(a) Operations conducted under 14 CFR part 121 in airplanes with a passenger seating configuration of more than 30 seats or a payload capacity of more than 7,500 pounds.
(b) Flights conducted in gliders or hot air balloons.
Section 2. Definitions . For the purposes of this appendix:
“Air tour” means any sightseeing flight conducted under visual flight rules in an airplane or helicopter for compensation or hire.
“Air tour operator” means any person who conducts an air tour.
Section 3. Helicopter flotation equipment . No person may conduct an air tour in Hawaii in a single-engine helicopter beyond the shore of any island, regardless of whether the helicopter is within gliding distance of the shore, unless:
(a) The helicopter is amphibious or is equipped with floats adequate to accomplish a safe emergency ditching and approved flotation gear is easily accessible for each occupant; or
(b) Each person on board the helicopter is wearing approved flotation gear.

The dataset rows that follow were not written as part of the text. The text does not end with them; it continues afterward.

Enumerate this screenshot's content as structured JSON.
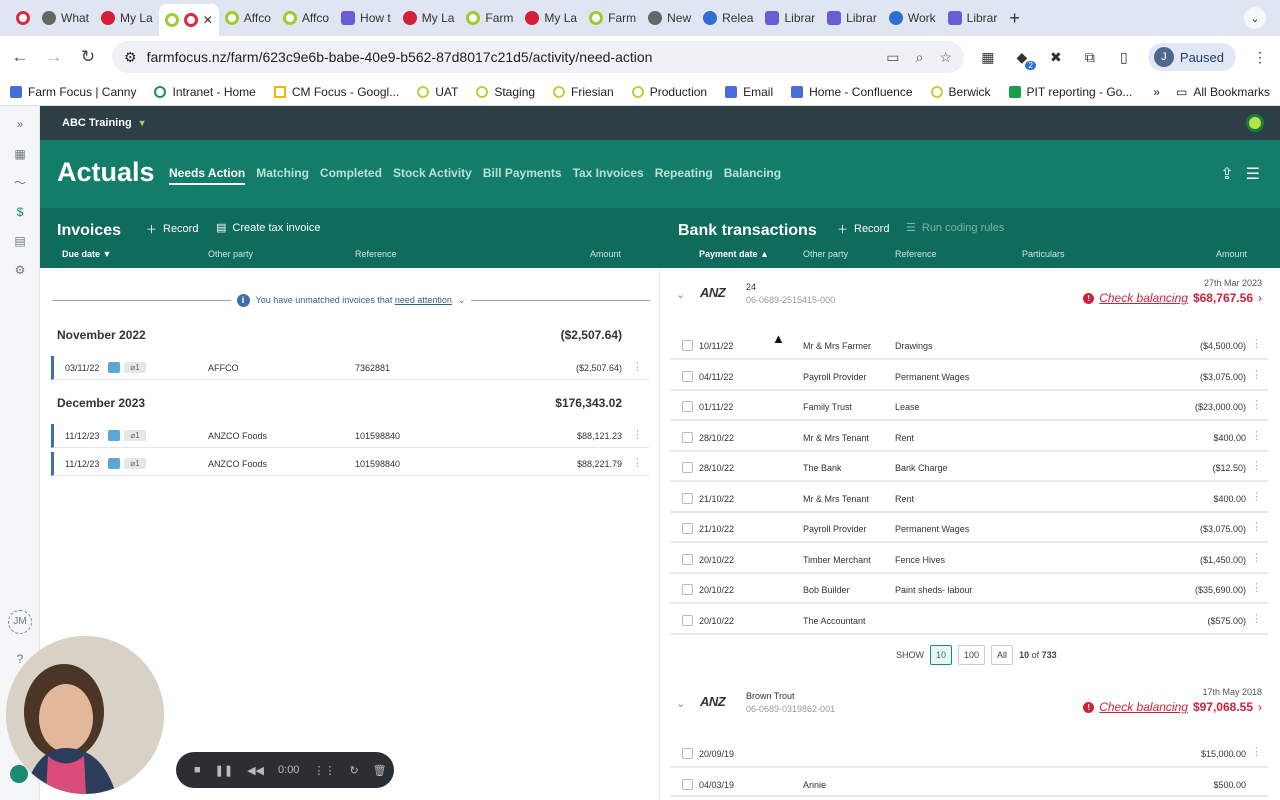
{
  "browser": {
    "tabs": [
      {
        "label": "What",
        "icon": "github-icon",
        "color": "gray"
      },
      {
        "label": "My La",
        "icon": "mylab-icon",
        "color": "red"
      },
      {
        "label": "",
        "icon": "farmfocus-icon",
        "color": "green",
        "active": true
      },
      {
        "label": "Affco",
        "icon": "farmfocus-icon",
        "color": "green"
      },
      {
        "label": "Affco",
        "icon": "farmfocus-icon",
        "color": "green"
      },
      {
        "label": "How t",
        "icon": "settings-icon",
        "color": "purple"
      },
      {
        "label": "My La",
        "icon": "mylab-icon",
        "color": "red"
      },
      {
        "label": "Farm",
        "icon": "farmfocus-icon",
        "color": "green"
      },
      {
        "label": "My La",
        "icon": "mylab-icon",
        "color": "red"
      },
      {
        "label": "Farm",
        "icon": "farmfocus-icon",
        "color": "green"
      },
      {
        "label": "New",
        "icon": "github-icon",
        "color": "gray"
      },
      {
        "label": "Relea",
        "icon": "confluence-icon",
        "color": "blue"
      },
      {
        "label": "Librar",
        "icon": "settings-icon",
        "color": "purple"
      },
      {
        "label": "Librar",
        "icon": "settings-icon",
        "color": "purple"
      },
      {
        "label": "Work",
        "icon": "workspace-icon",
        "color": "blue"
      },
      {
        "label": "Librar",
        "icon": "settings-icon",
        "color": "purple"
      }
    ],
    "url": "farmfocus.nz/farm/623c9e6b-babe-40e9-b562-87d8017c21d5/activity/need-action",
    "profile_initial": "J",
    "profile_status": "Paused",
    "extension_badge": "2",
    "bookmarks": [
      "Farm Focus | Canny",
      "Intranet - Home",
      "CM Focus - Googl...",
      "UAT",
      "Staging",
      "Friesian",
      "Production",
      "Email",
      "Home - Confluence",
      "Berwick",
      "PIT reporting - Go..."
    ],
    "all_bookmarks": "All Bookmarks",
    "new_tab": "+"
  },
  "app": {
    "org_name": "ABC Training",
    "rail_user_initials": "JM",
    "page_title": "Actuals",
    "nav_tabs": [
      "Needs Action",
      "Matching",
      "Completed",
      "Stock Activity",
      "Bill Payments",
      "Tax Invoices",
      "Repeating",
      "Balancing"
    ],
    "invoices": {
      "title": "Invoices",
      "record_label": "Record",
      "create_tax_invoice_label": "Create tax invoice",
      "columns": {
        "due_date": "Due date",
        "other_party": "Other party",
        "reference": "Reference",
        "amount": "Amount"
      },
      "notice_prefix": "You have unmatched invoices that ",
      "notice_link": "need attention",
      "groups": [
        {
          "title": "November 2022",
          "total": "($2,507.64)",
          "rows": [
            {
              "date": "03/11/22",
              "attachments": "1",
              "party": "AFFCO",
              "reference": "7362881",
              "amount": "($2,507.64)"
            }
          ]
        },
        {
          "title": "December 2023",
          "total": "$176,343.02",
          "rows": [
            {
              "date": "11/12/23",
              "attachments": "1",
              "party": "ANZCO Foods",
              "reference": "101598840",
              "amount": "$88,121.23"
            },
            {
              "date": "11/12/23",
              "attachments": "1",
              "party": "ANZCO Foods",
              "reference": "101598840",
              "amount": "$88,221.79"
            }
          ]
        }
      ]
    },
    "bank": {
      "title": "Bank transactions",
      "record_label": "Record",
      "run_coding_rules_label": "Run coding rules",
      "columns": {
        "payment_date": "Payment date",
        "other_party": "Other party",
        "reference": "Reference",
        "particulars": "Particulars",
        "amount": "Amount"
      },
      "accounts": [
        {
          "bank": "ANZ",
          "name": "24",
          "number": "06-0689-2515415-000",
          "date": "27th Mar 2023",
          "check_label": "Check balancing",
          "balance": "$68,767.56",
          "rows": [
            {
              "date": "10/11/22",
              "party": "Mr & Mrs Farmer",
              "reference": "Drawings",
              "amount": "($4,500.00)"
            },
            {
              "date": "04/11/22",
              "party": "Payroll Provider",
              "reference": "Permanent Wages",
              "amount": "($3,075.00)"
            },
            {
              "date": "01/11/22",
              "party": "Family Trust",
              "reference": "Lease",
              "amount": "($23,000.00)"
            },
            {
              "date": "28/10/22",
              "party": "Mr & Mrs Tenant",
              "reference": "Rent",
              "amount": "$400.00"
            },
            {
              "date": "28/10/22",
              "party": "The Bank",
              "reference": "Bank Charge",
              "amount": "($12.50)"
            },
            {
              "date": "21/10/22",
              "party": "Mr & Mrs Tenant",
              "reference": "Rent",
              "amount": "$400.00"
            },
            {
              "date": "21/10/22",
              "party": "Payroll Provider",
              "reference": "Permanent Wages",
              "amount": "($3,075.00)"
            },
            {
              "date": "20/10/22",
              "party": "Timber Merchant",
              "reference": "Fence Hives",
              "amount": "($1,450.00)"
            },
            {
              "date": "20/10/22",
              "party": "Bob Builder",
              "reference": "Paint sheds- labour",
              "amount": "($35,690.00)"
            },
            {
              "date": "20/10/22",
              "party": "The Accountant",
              "reference": "",
              "amount": "($575.00)"
            }
          ],
          "pager": {
            "show_label": "SHOW",
            "options": [
              "10",
              "100",
              "All"
            ],
            "selected": "10",
            "count_current": "10",
            "count_of": "of",
            "count_total": "733"
          }
        },
        {
          "bank": "ANZ",
          "name": "Brown Trout",
          "number": "06-0689-0319862-001",
          "date": "17th May 2018",
          "check_label": "Check balancing",
          "balance": "$97,068.55",
          "rows": [
            {
              "date": "20/09/19",
              "party": "",
              "reference": "",
              "amount": "$15,000.00"
            },
            {
              "date": "04/03/19",
              "party": "Annie",
              "reference": "",
              "amount": "$500.00"
            }
          ]
        }
      ]
    }
  },
  "recorder": {
    "time": "0:00"
  },
  "colors": {
    "teal_header": "#137d6a",
    "teal_subheader": "#0f6b5b",
    "dark_strip": "#2d3e44",
    "alert_red": "#d0213b",
    "accent_blue": "#3f6fa8"
  }
}
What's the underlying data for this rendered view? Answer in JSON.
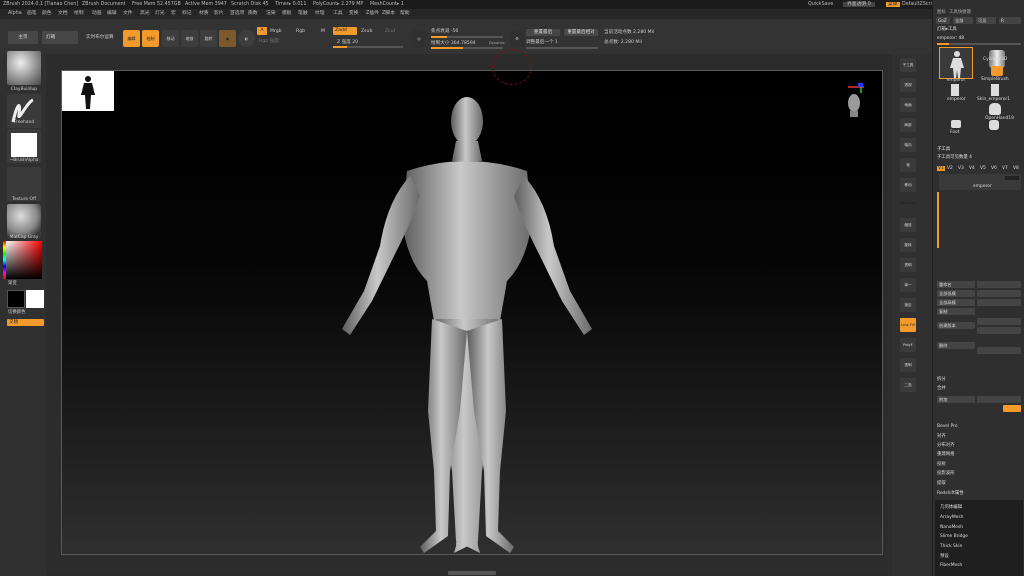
{
  "titlebar": {
    "app": "ZBrush 2024.0.1 [Tianao Chen]",
    "doc": "ZBrush Document",
    "free_mem": "Free Mem 52.457GB",
    "active_mem": "Active Mem 3947",
    "scratch": "Scratch Disk 45",
    "timer": "Timer▸ 0.011",
    "polycount": "PolyCount▸ 2.279 MP",
    "meshcount": "MeshCount▸ 1",
    "quicksave": "QuickSave",
    "transparency": "界面透明 0",
    "menu_label": "菜单",
    "script": "DefaultZScript"
  },
  "menus": [
    "Alpha",
    "画笔",
    "颜色",
    "文档",
    "绘制",
    "动画",
    "编辑",
    "文件",
    "高光",
    "灯光",
    "宏",
    "标记",
    "材质",
    "影片",
    "首选项",
    "质数",
    "渲染",
    "模板",
    "笔触",
    "纹理",
    "工具",
    "变换",
    "Z插件",
    "Z脚本",
    "帮助"
  ],
  "toolbar": {
    "home": "主页",
    "lightbox": "灯箱",
    "live_boolean": "实时布尔运算",
    "tools": [
      "编辑",
      "绘制",
      "移动",
      "缩放",
      "旋转"
    ],
    "a_label": "A",
    "mrgb": "Mrgb",
    "rgb": "Rgb",
    "m": "M",
    "zadd": "Zadd",
    "zsub": "Zsub",
    "zcut": "Zcut",
    "rgb_intensity": "Rgb 强度",
    "z_intensity_label": "Z 强度 20",
    "z_intensity": 0.2,
    "focal_label": "焦点衰减 -56",
    "focal": 0.22,
    "draw_size_label": "绘制大小 364.78594",
    "draw_size": 0.45,
    "dynamic": "Dynamic",
    "reset_last": "重置最后",
    "reset_last_relative": "重置最后相对",
    "adjust_last": "调整最后一个 1",
    "active_points": "当前活动点数 2.280 Mil",
    "total_points": "总点数: 2.280 Mil"
  },
  "leftshelf": {
    "brush": "ClayBuildup",
    "stroke": "Freehand",
    "alpha": "~BrushAlpha",
    "texture": "Texture Off",
    "material": "MatCap Gray",
    "color_label": "渐变",
    "swap_label": "切换颜色",
    "alternate": "交替"
  },
  "rightshelf": [
    "子工具",
    "透视",
    "地面",
    "局部",
    "轴向",
    "帧",
    "移动",
    "Dynamic",
    "缩放",
    "旋转",
    "透明",
    "单一",
    "锁定",
    "Line Fill",
    "PolyF",
    "透明",
    "二选"
  ],
  "panel": {
    "header_tabs": [
      "图标",
      "工具快捷键"
    ],
    "goz": "GoZ",
    "all": "全部",
    "visible": "可见",
    "lightbox_tools": "灯箱▸工具",
    "tool_name": "emperor: 48",
    "tools": [
      "emperor",
      "Cylinder3D",
      "SimpleBrush",
      "emperor",
      "Skin_emperor1",
      "OpenHand19",
      "Foot"
    ],
    "subtool_title": "子工具",
    "subtool_count": "子工具可见数量 4",
    "versions": [
      "V1",
      "V2",
      "V3",
      "V4",
      "V5",
      "V6",
      "V7",
      "V8"
    ],
    "subtool_item": "emperor",
    "list_items": [
      "重命名",
      "全部低模",
      "全部高模",
      "复制",
      "创建版本",
      "删除",
      "拆分",
      "Bevel Pro",
      "对齐",
      "分布对齐",
      "重建网格",
      "投射",
      "投影波形",
      "提取",
      "Redshift属性"
    ],
    "merge": "合并",
    "append": "附加",
    "geometry_title": "几何体编辑",
    "geometry_items": [
      "ArrayMesh",
      "NanoMesh",
      "Slime Bridge",
      "Thick Skin",
      "预设",
      "FiberMesh"
    ]
  }
}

Section 4. Helicopter performance plan . Each operator must complete a performance plan before each helicopter air tour flight. The performance plan must be based on the information in the Rotorcraft Flight Manual (RFM), considering the maximum density altitude for which the operation is planned for the flight to determine the following:
(a) Maximum gross weight and center of gravity (CG) limitations for hovering in ground effect;
(b) Maximum gross weight and CG limitations for hovering out of ground effect; and,
(c) Maximum combination of weight, altitude, and temperature for which height-velocity information in the RFM is valid.
The pilot in command (PIC) must comply with the performance plan.
Section 5. Helicopter Operating Limitations . Except for approach to and transition from a hover, and except for the purpose of takeoff and landing, the PIC shall operate the helicopter at a combination of height and forward speed (including hover) that would permit a safe landing in event of engine power loss, in accordance with the height-speed envelope for that helicopter under current weight and aircraft altitude.
Section 6. Minimum flight altitudes . Except when necessary for takeoff and landing, or operating in compliance with an air traffic control clearance, or as otherwise authorized by the Administrator, no person may conduct an air tour in Hawaii:
(a) Below an altitude of 1,500 feet above the surface over all areas of the State of Hawaii, and,
(b) Closer than 1,500 feet to any person or property; or,
(c) Below any altitude prescribed by federal statute or regulation.
Section 7. Passenger briefing . Before takeoff, each PIC of an air tour flight of Hawaii with a flight segment beyond the ocean shore of any island shall ensure that each passenger has been briefed on the following, in addition to requirements set forth in 14 CFR 91.107, 121.571, or 135.117:
(a) Water ditching procedures;
(b) Use of required flotation equipment; and
(c) Emergency egress from the aircraft in event of a water landing.
[Docket No. FAA–1998–4521, 72 FR 6914, Feb. 13, 2007]